For example, if you have seen information on an applicant’s social media page that indicates that they are a member of a protected group, it will be hard to guarantee that any decision you made was not discriminatory and based on that knowledge. Remember, you will have to prove that you did not discriminate against the applicant or employee, and it’s tough to prove a negative.
In the interview, focus on the essential functions of the position and whether the applicant can perform those functions. Sticking to questions related to the position’s essential functions yields the best information and limits your hiring risk.
Don’t friend employees; it’s risky, especially if you only friend certain employees. Treating employees differently, even with good intentions, leads to claims of favoritism and discrimination.
Also, Title 7 of the Civil Rights Act prohibits employment discrimination based on race, color, religion, sex, and national origin. When you friend employees, you expose yourself to all sorts of protected information on their social media accounts. And if you are ever challenged, how will you show that any of that protected information was not a factor in your decision?
Social Media Policy
It would be best if you made social media policy in your employee handbook. And when developing your policy, be sure to define the rules and explain the consequences to employees.
Employees should understand the company’s social media policy and understand the consequences of violating the policy. Additionally, have all employees sign an acknowledgment form stating they have read, understand, and agree to this and every other policy in the employee handbook.
Once you’ve defined the policy’s parameters and guidelines, make sure to monitor the policy closely and update it often as social media changes rapidly.
Creating an Effective Policy
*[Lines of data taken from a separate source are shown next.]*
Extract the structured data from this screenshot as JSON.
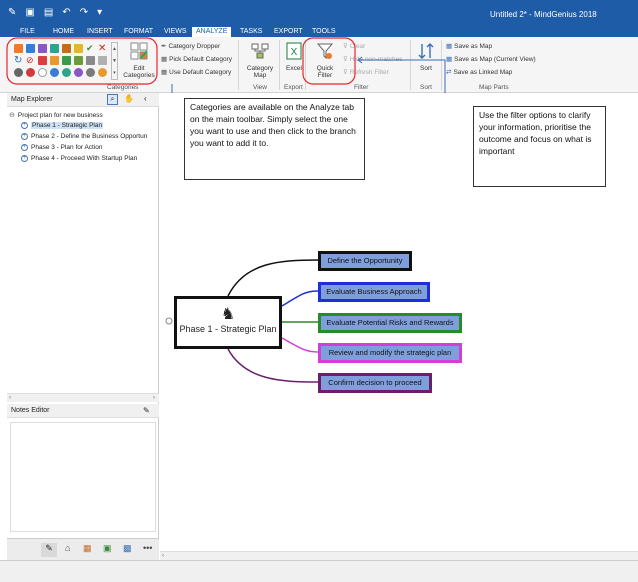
{
  "window": {
    "title": "Untitled 2* - MindGenius 2018"
  },
  "tabs": [
    {
      "label": "FILE"
    },
    {
      "label": "HOME"
    },
    {
      "label": "INSERT"
    },
    {
      "label": "FORMAT"
    },
    {
      "label": "VIEWS"
    },
    {
      "label": "ANALYZE"
    },
    {
      "label": "TASKS"
    },
    {
      "label": "EXPORT"
    },
    {
      "label": "TOOLS"
    }
  ],
  "ribbon": {
    "categories_group": "Categories",
    "edit_categories": "Edit Categories",
    "category_dropper": "Category Dropper",
    "pick_default_category": "Pick Default Category",
    "use_default_category": "Use Default Category",
    "category_map": "Category Map",
    "view_group": "View",
    "excel": "Excel",
    "export_group": "Export",
    "quick_filter": "Quick Filter",
    "clear": "Clear",
    "hide_non_matches": "Hide non-matches",
    "refresh_filter": "Refresh Filter",
    "filter_group": "Filter",
    "sort": "Sort",
    "sort_group": "Sort",
    "save_as_map": "Save as Map",
    "save_as_map_current_view": "Save as Map (Current View)",
    "save_as_linked_map": "Save as Linked Map",
    "map_parts_group": "Map Parts"
  },
  "explorer": {
    "title": "Map Explorer",
    "root": "Project plan for new business",
    "items": [
      {
        "label": "Phase 1 - Strategic Plan"
      },
      {
        "label": "Phase 2 - Define the Business Opportun"
      },
      {
        "label": "Phase 3 - Plan for Action"
      },
      {
        "label": "Phase 4 - Proceed With Startup Plan"
      }
    ]
  },
  "notes": {
    "title": "Notes Editor"
  },
  "callouts": {
    "categories": "Categories are available on the Analyze tab on the main toolbar. Simply select the one you want to use and then click to the branch you want to add it to.",
    "filter": "Use the filter options to clarify your information, prioritise the outcome and focus on what is important"
  },
  "map": {
    "central": "Phase 1 - Strategic Plan",
    "branches": [
      {
        "label": "Define the Opportunity",
        "border": "#111111"
      },
      {
        "label": "Evaluate Business Approach",
        "border": "#1f2fd8"
      },
      {
        "label": "Evaluate Potential Risks and Rewards",
        "border": "#2a8a2a"
      },
      {
        "label": "Review and modify the strategic plan",
        "border": "#d23fd2"
      },
      {
        "label": "Confirm decision to proceed",
        "border": "#6a1f6a"
      }
    ]
  },
  "colors": {
    "titlebar": "#1e5ca8",
    "branch_fill": "#7f9fdc",
    "highlight": "#e8242b"
  },
  "bottom_icons": [
    "pencil-icon",
    "home-icon",
    "grid-icon",
    "tag-icon",
    "image-icon",
    "more-icon"
  ]
}
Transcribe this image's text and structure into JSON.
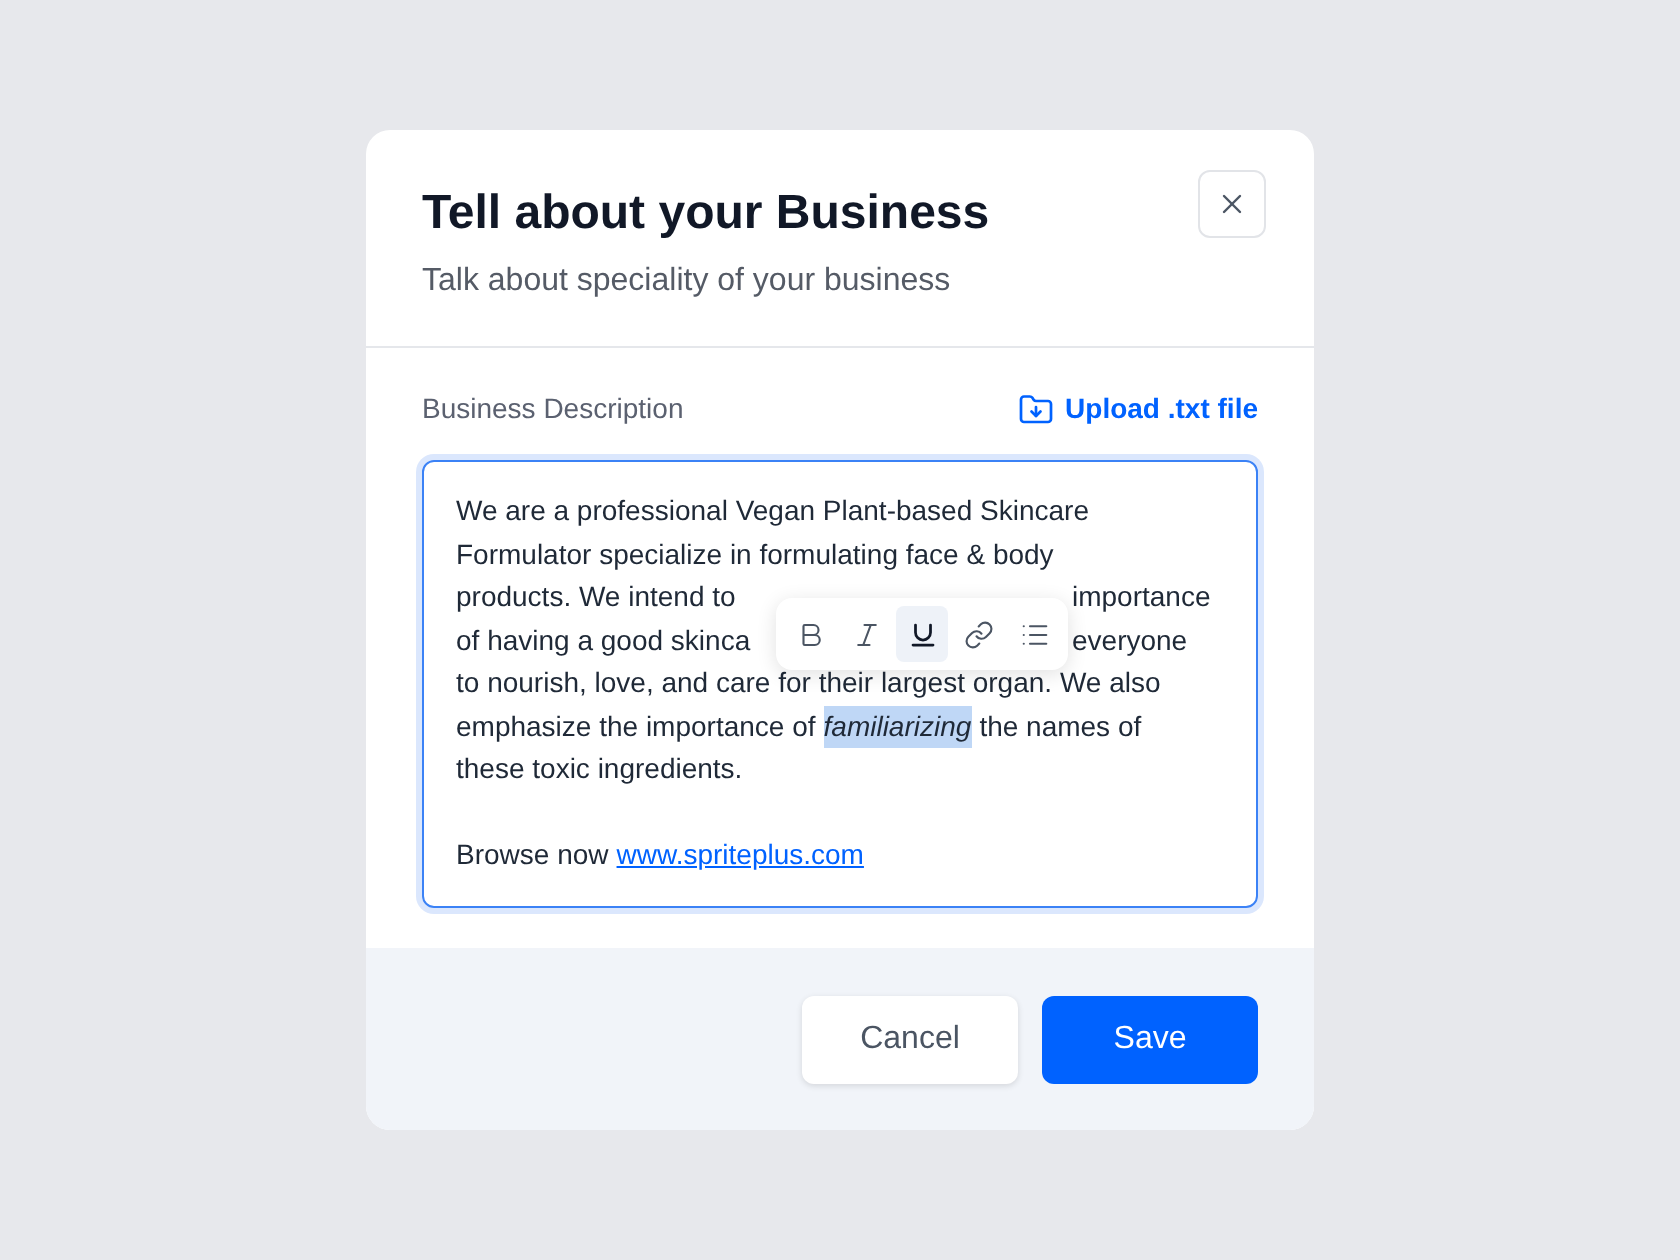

The first thing that a good social media policy does is address what social media includes.
Social media includes all means of communicating or posting information or content of any sort on the internet, including your own or someone else’s blog, journal or diary, personal website, social networking, etc., whether or not these are associated or affiliated with the company. Any form of electronic communication qualifies.
The same principles and guidelines found in company policies apply to employee’s activities online. In the policy, employees should know they’re ultimately responsible for what they post. Before creating online content, employees should consider the consequences.
Keep in mind that any employee conduct that adversely affects job performance or the company’s legitimate business interests may result in disciplinary action up to and including termination. Inappropriate postings that may include discriminatory remarks, harassment, and threats of violence will not be tolerated.
If an employee consistently violates these parts of the policy we recommend talking to an HR professional before taking any adverse action against them.
Social Media on the Clock
While employers may not have the ability to tightly regulate what an employee does on their personal social media accounts, employers can determine how employees spend their time while on the clock. In addition to prohibiting the use of personal social media accounts during work-time, you may want to specify that employees may not use work emails to create personal social media accounts. And may not, without authorization, create a social media account that speaks for the organization.
Social Media in the Workplace: Things to Remember
Don’t prohibit protected activity. Employees have the right to post or talk about their social media accounts regarding wages, working conditions, hours, or other terms and conditions in their employment.
Be sure to prevent bullying and harassment in the workplace when it comes to your attention. This includes both online and offline behavior.
Also, make sure that you’re complying with federal and state laws. And be sure to educate and enforce your existing policies. Remember that social media rules are constantly evolving, so make sure to stay updated on the latest news. If you need updates and training, you can access it for free from our online platform.